Canada's minister of international trade Mary Ng met virtually with ASEAN economic ministers this month and the discussions appear to have gone well. Afterwards, a joint statement said negotiations are set to begin soon, marking a significant step in terms of the relationship between the North American nation and members of the Asian bloc.
The communiqué said an FTA would help to diversify supply chains, boost trade and investment and reinforce a shared ambition on both sides to open markets and rules-based trade.
It also highlighted commitments to cooperating on digital trade, sustainable development and recovery from the pandemic as being particularly important parts of any potential agreement going forward.
Officials in both Canada and the ASEAN nations have now been tasked with developing a Work Plan to further discussions on a deal as soon as possible.
With this in mind, Ms Ng will table a Notice of Intent and outline her negotiating objectives in Canada's House of Commons as a next step.
Commenting on the new developments, she said: "The commercial relationship between Canada and ASEAN has significant potential for growth. This is a significant milestone in the renewal and deepening of Canada's economic partnerships and commercial engagement across the Indo-Pacific."
An FTA between Canada and the ASEAN bloc has been on the cards for some time now, with the Canadian government having launched a public consultation on the idea between September and October 2018.
When the results came in, the majority of stakeholders expressed support for exploring the potential for a deal and pointed out the potential opportunities for Canadian businesses in ASEAN markets like Indonesia and Thailand, which are not currently in the CPTPP.
They also suggested an FTA could be a way of getting around current obstacles such as high tariffs and non-tariff barriers, as well as encouraging ASAN members to join the CPTPP if they haven't already done so.
Among the only sticking points brought up was the need for a robust dispute settlement mechanism in the event of any deal being signed.
It is hoped that an FTA will support Canada's growth in the long-term, help it come out of the COVID-19 pandemic more quickly and create a raft of good jobs.
From the ASEAN nations' point of view, Canada became one of only ten of its dialog partners in 1977 and has been a dedicated ally ever since. It has cooperated with members such as Indonesia and Vietnam on security issues, disaster mitigation and political problems, as well as contributing significantly to the ASEAN Regional Development Program.
Canada currently has a project in place dedicated to ASEAN small businesses and a five-year ASEAN-Canada Plan of Action (2021 to 2025) to further strengthen relations between the two, something an FTA can only build upon.
Furthermore, in signing an FTA with a partner as prominent as Canada, the ASEAN members will be able to work further towards their 2020 Vision of creating "a stable, prosperous and highly competitive" economic region with free flow of trade and reduced poverty, as per the UN Charter.
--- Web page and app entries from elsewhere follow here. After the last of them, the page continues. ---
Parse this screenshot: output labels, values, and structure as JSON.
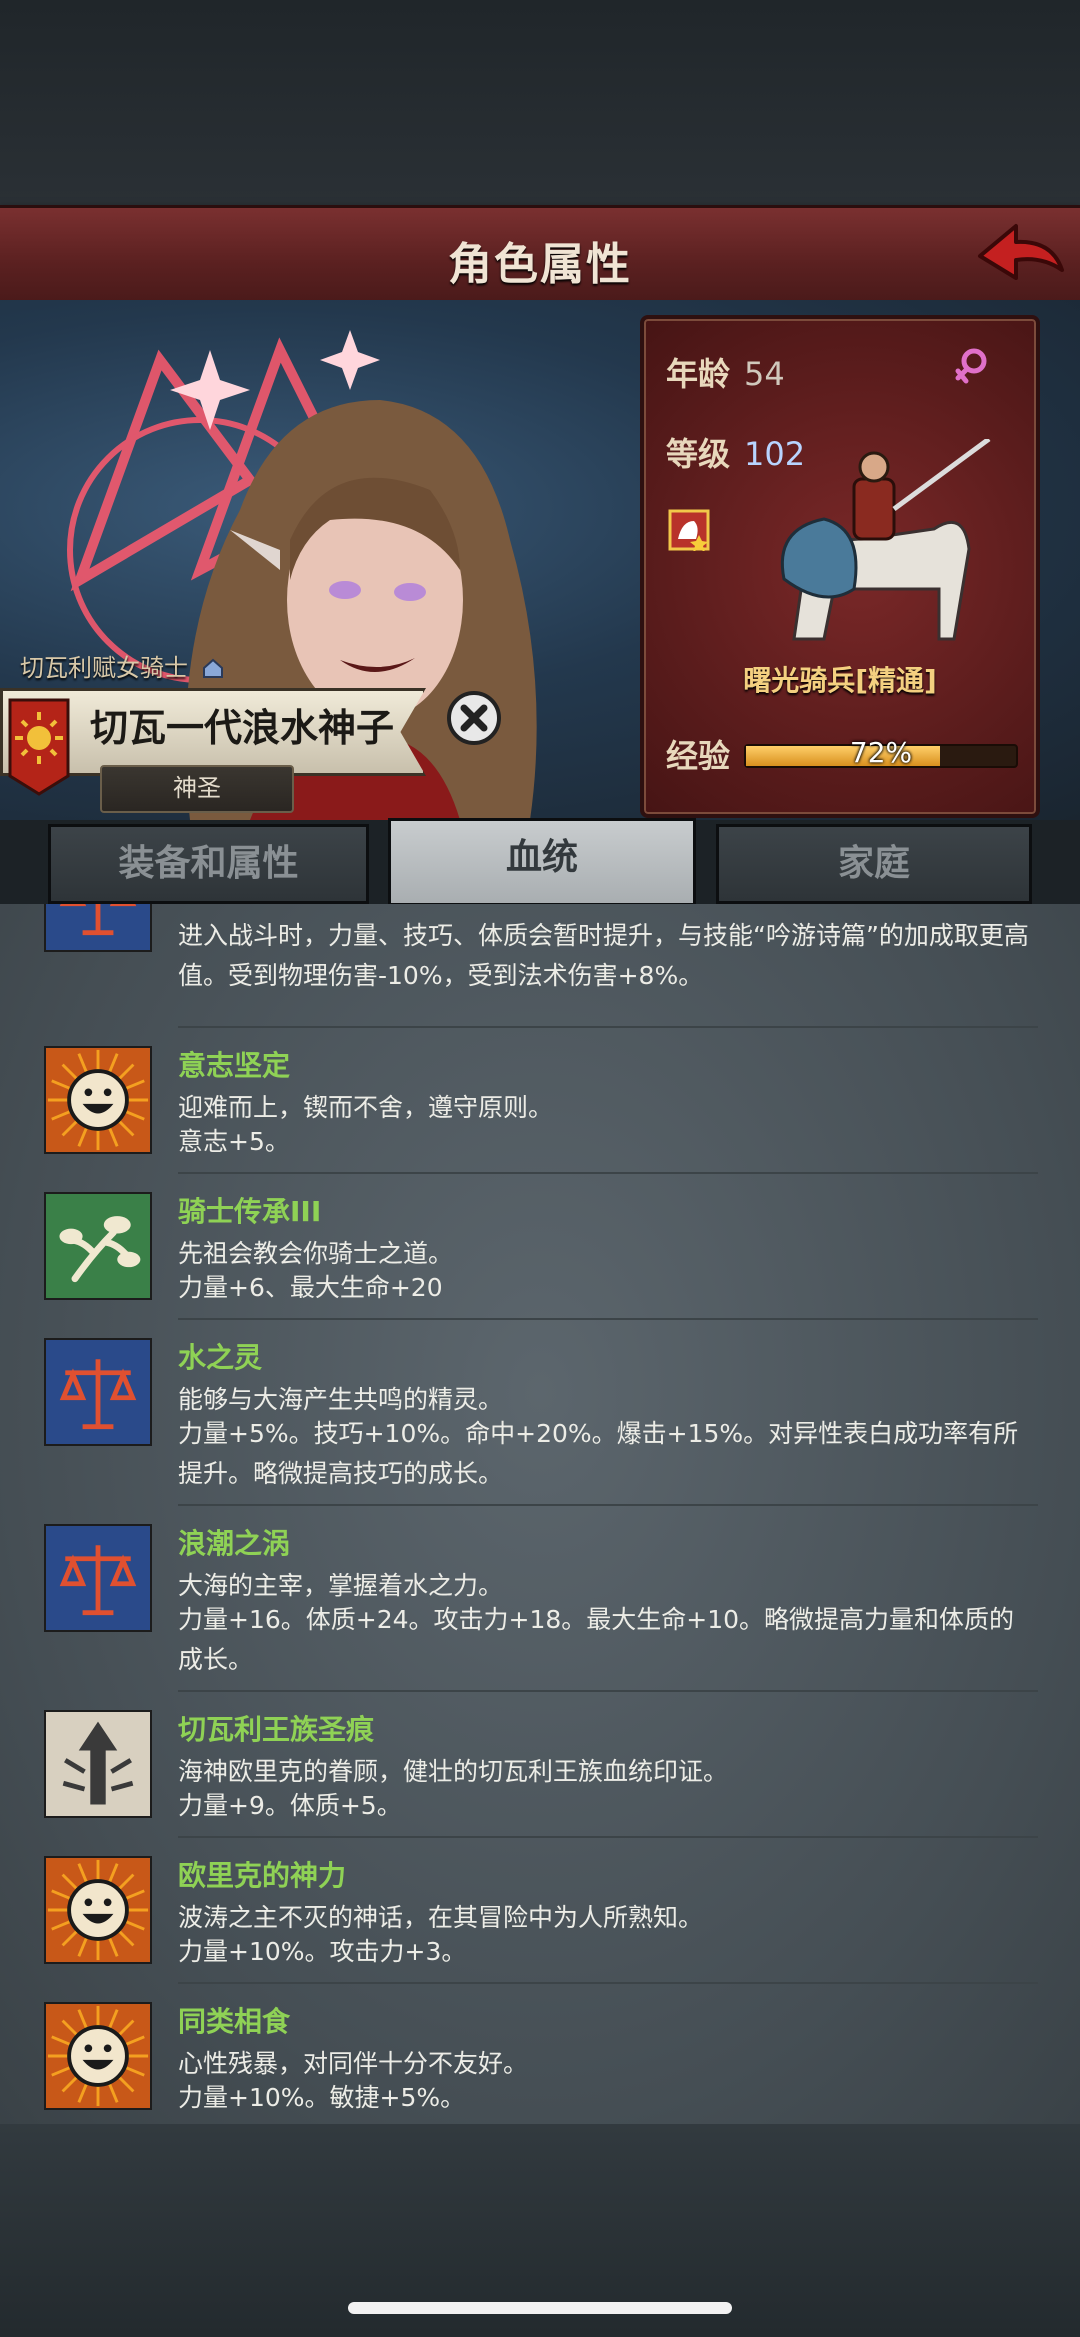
{
  "header": {
    "title": "角色属性"
  },
  "character": {
    "title_tag": "切瓦利赋女骑士",
    "name": "切瓦一代浪水神子",
    "rank": "神圣"
  },
  "stats": {
    "age_label": "年龄",
    "age_value": "54",
    "level_label": "等级",
    "level_value": "102",
    "class_name": "曙光骑兵[精通]",
    "exp_label": "经验",
    "exp_text": "72%",
    "exp_fraction": 0.72
  },
  "tabs": [
    {
      "label": "装备和属性"
    },
    {
      "label": "血统"
    },
    {
      "label": "家庭"
    }
  ],
  "traits": {
    "partial": {
      "icon": "scales-icon",
      "effect": "进入战斗时，力量、技巧、体质会暂时提升，与技能“吟游诗篇”的加成取更高值。受到物理伤害-10%，受到法术伤害+8%。"
    },
    "items": [
      {
        "icon": "smiley-icon",
        "name": "意志坚定",
        "desc": "迎难而上，锲而不舍，遵守原则。",
        "effect": "意志+5。"
      },
      {
        "icon": "branch-icon",
        "name": "骑士传承III",
        "desc": "先祖会教会你骑士之道。",
        "effect": "力量+6、最大生命+20"
      },
      {
        "icon": "scales-icon",
        "name": "水之灵",
        "desc": "能够与大海产生共鸣的精灵。",
        "effect": "力量+5%。技巧+10%。命中+20%。爆击+15%。对异性表白成功率有所提升。略微提高技巧的成长。"
      },
      {
        "icon": "scales-icon",
        "name": "浪潮之涡",
        "desc": "大海的主宰，掌握着水之力。",
        "effect": "力量+16。体质+24。攻击力+18。最大生命+10。略微提高力量和体质的成长。"
      },
      {
        "icon": "scar-icon",
        "name": "切瓦利王族圣痕",
        "desc": "海神欧里克的眷顾，健壮的切瓦利王族血统印证。",
        "effect": "力量+9。体质+5。"
      },
      {
        "icon": "smiley-icon",
        "name": "欧里克的神力",
        "desc": "波涛之主不灭的神话，在其冒险中为人所熟知。",
        "effect": "力量+10%。攻击力+3。"
      },
      {
        "icon": "smiley-icon",
        "name": "同类相食",
        "desc": "心性残暴，对同伴十分不友好。",
        "effect": "力量+10%。敏捷+5%。"
      }
    ]
  },
  "colors": {
    "trait_name": "#8fd255",
    "title_bar": "#6a2626",
    "stats_panel": "#5a1c1c",
    "level_value": "#b8d4ff",
    "class_name": "#f4d080"
  }
}
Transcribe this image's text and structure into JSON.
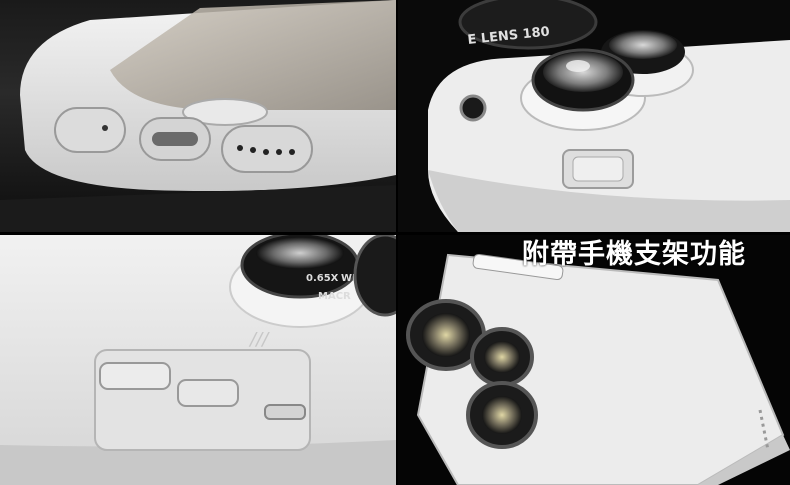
{
  "caption": "附帶手機支架功能",
  "lens_labels": {
    "fisheye": "E LENS 180",
    "wide": "0.65X",
    "wide_partial": "WI",
    "macro": "MACR"
  }
}
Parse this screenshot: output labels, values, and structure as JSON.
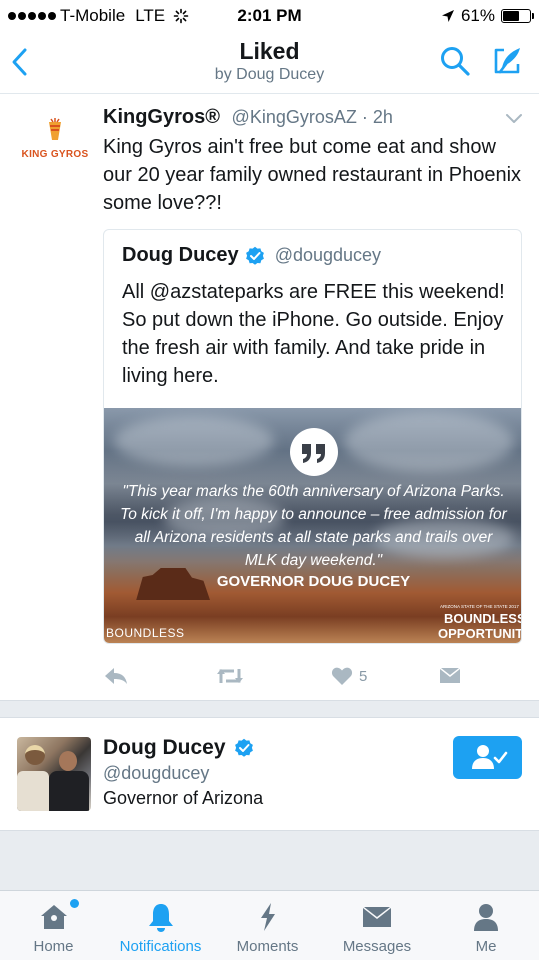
{
  "status_bar": {
    "carrier": "T-Mobile",
    "network": "LTE",
    "time": "2:01 PM",
    "battery": "61%",
    "battery_level": 0.61
  },
  "nav": {
    "title": "Liked",
    "subtitle": "by Doug Ducey"
  },
  "tweet": {
    "author_name": "KingGyros®",
    "author_handle": "@KingGyrosAZ",
    "time": "2h",
    "logo_text": "KING GYROS",
    "text": "King Gyros ain't free but come eat and show our 20 year family owned restaurant in Phoenix some love??!",
    "quote": {
      "author_name": "Doug Ducey",
      "author_handle": "@dougducey",
      "text": "All @azstateparks are FREE this weekend! So put down the iPhone. Go outside. Enjoy the fresh air with family. And take pride in living here.",
      "image": {
        "quote_text": "\"This year marks the 60th anniversary of Arizona Parks. To kick it off, I'm happy to announce – free admission for all Arizona residents at all state parks and trails over MLK day weekend.\"",
        "attribution": "GOVERNOR DOUG DUCEY",
        "watermark_left": "BOUNDLESS",
        "small_text": "ARIZONA STATE OF THE STATE 2017",
        "watermark_right_line1": "BOUNDLESS",
        "watermark_right_line2": "OPPORTUNITY"
      }
    },
    "like_count": "5"
  },
  "profile": {
    "name": "Doug Ducey",
    "handle": "@dougducey",
    "bio": "Governor of Arizona"
  },
  "tabs": [
    {
      "label": "Home",
      "icon": "home-icon"
    },
    {
      "label": "Notifications",
      "icon": "bell-icon"
    },
    {
      "label": "Moments",
      "icon": "lightning-icon"
    },
    {
      "label": "Messages",
      "icon": "envelope-icon"
    },
    {
      "label": "Me",
      "icon": "person-icon"
    }
  ],
  "colors": {
    "accent": "#1da1f2",
    "text": "#14171a",
    "muted": "#657786",
    "action_gray": "#aab8c2"
  }
}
Both sides clearly have pressing reasons for making this proposed partnership a success as quickly as possible.